How to balance the water after filling up your hot tub
So, you’ve filled your spa with fresh water and purchased all the necessary chemicals. How do you know what to add or test first?
Here’s the basic process:
- Let your hot tub heat up to a temperature of 100°F (don’t skip this step—chemicals may not work properly if added to cooler water)
- Add metal free to remove metals from the water which can stain equipment. Circulate for 30 minutes.
- Add calcium chloride to raise your water’s calcium hardness to 150-250 ppm. You can check your local municipal water supply to find out what the natural hardness of the water is in your area to get an idea of how much you’ll need to add. Circulate for 20 minutes.
- Add sodium bicarbonate to raise the water’s total alkalinity (TA) until it’s within the range of 100-120 ppm. Circulate for 30 minutes.
- Test the pH, and then add either pH up (alkaline) or pH down (acid) until it’s within the range of 7.2-7.8. Circulate for 30 minutes.
- Add your sanitizer up to the appropriate levels. You’re aiming for 1-4 ppm for chlorine, and 2-6 ppm for bromine.
- Shock your spa, and then wait for the sanitizer reading to drop to a safe level. Once it measures in the above ranges, your spa is ready to use!
How do you know what quantities of spa chemicals to add?
Figuring out the right dose of each chemical is usually a calculation based on how many gallons of water are in your spa. So, you need to know the volume of your spa in gallons to be able to determine how much of each chemical you need.
Write down the volume of your spa in gallons, and then make a note of the dose of each chemical that you add (that way, you’ll have the amounts for reference and won’t have to do the math again next time). For example, if a particular chemical says to add 4oz per 400 gallons, and you have a 200-gallon spa, make a note of 2oz as you now know that’s going to be your dosage.

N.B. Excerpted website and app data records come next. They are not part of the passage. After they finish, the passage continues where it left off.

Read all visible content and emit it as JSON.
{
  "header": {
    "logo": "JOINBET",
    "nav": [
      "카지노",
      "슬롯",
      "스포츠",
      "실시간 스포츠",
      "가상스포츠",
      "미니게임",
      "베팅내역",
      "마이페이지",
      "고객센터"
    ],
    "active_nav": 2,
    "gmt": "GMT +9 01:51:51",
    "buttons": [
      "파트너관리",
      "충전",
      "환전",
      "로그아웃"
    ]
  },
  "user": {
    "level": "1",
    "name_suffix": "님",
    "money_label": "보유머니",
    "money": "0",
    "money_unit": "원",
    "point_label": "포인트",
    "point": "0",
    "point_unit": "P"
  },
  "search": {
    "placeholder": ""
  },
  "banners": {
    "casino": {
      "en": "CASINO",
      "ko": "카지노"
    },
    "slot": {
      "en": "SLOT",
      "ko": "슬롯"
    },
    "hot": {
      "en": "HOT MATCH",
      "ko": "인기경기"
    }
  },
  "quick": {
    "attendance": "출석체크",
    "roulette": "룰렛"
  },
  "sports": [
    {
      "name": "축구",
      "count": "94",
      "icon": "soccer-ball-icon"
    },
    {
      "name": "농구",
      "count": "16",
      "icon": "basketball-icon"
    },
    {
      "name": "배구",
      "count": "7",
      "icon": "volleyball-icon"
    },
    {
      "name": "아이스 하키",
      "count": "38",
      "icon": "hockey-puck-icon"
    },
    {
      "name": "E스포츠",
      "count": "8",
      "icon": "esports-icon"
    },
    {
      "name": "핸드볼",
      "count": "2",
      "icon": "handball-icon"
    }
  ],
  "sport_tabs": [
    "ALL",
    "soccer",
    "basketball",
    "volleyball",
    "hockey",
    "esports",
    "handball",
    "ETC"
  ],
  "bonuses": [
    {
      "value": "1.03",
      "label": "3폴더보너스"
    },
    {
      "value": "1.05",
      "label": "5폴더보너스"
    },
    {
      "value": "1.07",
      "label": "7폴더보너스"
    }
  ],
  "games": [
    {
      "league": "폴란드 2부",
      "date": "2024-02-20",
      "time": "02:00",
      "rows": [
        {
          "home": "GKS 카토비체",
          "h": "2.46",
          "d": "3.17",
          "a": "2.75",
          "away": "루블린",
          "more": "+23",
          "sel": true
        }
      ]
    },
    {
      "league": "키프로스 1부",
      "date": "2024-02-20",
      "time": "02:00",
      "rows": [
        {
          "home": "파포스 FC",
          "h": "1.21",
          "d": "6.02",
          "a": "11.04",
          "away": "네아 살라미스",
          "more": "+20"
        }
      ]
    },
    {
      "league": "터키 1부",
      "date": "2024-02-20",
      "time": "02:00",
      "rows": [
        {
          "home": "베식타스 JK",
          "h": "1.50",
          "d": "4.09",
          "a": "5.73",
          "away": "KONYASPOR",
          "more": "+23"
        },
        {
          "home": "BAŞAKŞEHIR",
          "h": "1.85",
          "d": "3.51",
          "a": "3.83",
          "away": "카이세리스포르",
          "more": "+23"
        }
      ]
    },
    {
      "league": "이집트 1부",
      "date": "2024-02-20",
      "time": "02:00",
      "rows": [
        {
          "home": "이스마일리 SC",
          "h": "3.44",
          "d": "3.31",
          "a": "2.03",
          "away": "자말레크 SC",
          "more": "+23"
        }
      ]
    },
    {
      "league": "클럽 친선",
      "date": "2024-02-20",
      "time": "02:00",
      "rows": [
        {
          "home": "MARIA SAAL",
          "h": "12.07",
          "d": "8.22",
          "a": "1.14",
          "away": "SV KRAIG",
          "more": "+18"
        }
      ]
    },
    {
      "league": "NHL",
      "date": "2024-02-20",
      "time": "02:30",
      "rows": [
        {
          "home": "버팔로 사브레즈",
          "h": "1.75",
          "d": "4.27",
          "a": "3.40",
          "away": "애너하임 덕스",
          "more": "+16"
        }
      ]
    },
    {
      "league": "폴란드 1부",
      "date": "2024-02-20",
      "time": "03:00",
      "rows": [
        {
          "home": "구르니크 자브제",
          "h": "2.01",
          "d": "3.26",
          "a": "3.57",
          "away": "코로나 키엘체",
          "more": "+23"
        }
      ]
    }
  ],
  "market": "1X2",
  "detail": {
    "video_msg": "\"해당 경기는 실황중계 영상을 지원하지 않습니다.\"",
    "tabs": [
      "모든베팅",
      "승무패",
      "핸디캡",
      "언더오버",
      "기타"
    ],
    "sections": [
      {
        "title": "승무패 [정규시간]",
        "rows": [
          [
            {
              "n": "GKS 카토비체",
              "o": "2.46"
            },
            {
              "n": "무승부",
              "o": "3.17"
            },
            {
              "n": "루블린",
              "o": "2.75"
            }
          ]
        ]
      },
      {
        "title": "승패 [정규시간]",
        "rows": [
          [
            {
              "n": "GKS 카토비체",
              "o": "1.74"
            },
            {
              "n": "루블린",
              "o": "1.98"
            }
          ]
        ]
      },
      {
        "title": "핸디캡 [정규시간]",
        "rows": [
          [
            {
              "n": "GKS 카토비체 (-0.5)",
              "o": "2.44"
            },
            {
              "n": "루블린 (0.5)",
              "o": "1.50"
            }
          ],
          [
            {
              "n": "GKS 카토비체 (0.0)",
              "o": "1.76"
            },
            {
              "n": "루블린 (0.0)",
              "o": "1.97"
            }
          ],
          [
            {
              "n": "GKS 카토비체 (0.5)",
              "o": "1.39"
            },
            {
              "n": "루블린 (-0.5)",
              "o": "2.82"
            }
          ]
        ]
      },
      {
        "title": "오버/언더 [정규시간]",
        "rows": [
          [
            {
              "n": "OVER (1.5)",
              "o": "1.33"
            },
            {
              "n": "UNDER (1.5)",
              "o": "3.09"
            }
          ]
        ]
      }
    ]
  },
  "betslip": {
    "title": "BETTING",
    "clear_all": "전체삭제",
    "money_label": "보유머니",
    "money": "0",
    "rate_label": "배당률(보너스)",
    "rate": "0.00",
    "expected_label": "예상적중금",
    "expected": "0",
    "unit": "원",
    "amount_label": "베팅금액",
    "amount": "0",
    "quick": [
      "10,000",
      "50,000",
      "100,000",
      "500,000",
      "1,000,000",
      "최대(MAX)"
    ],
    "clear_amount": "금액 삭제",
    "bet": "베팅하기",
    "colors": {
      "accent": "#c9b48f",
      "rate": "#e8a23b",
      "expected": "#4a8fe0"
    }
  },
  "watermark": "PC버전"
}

You’ll also get to learn the needs of your spa over time, like if pH tends to rise or fall, or if you struggle to keep TA high enough etc. These things usually follow the same patterns and don’t just happen randomly.
In any case, always follow the instructions on the pack carefully (at least at first) to make sure you’re using safe amounts for you and your spa.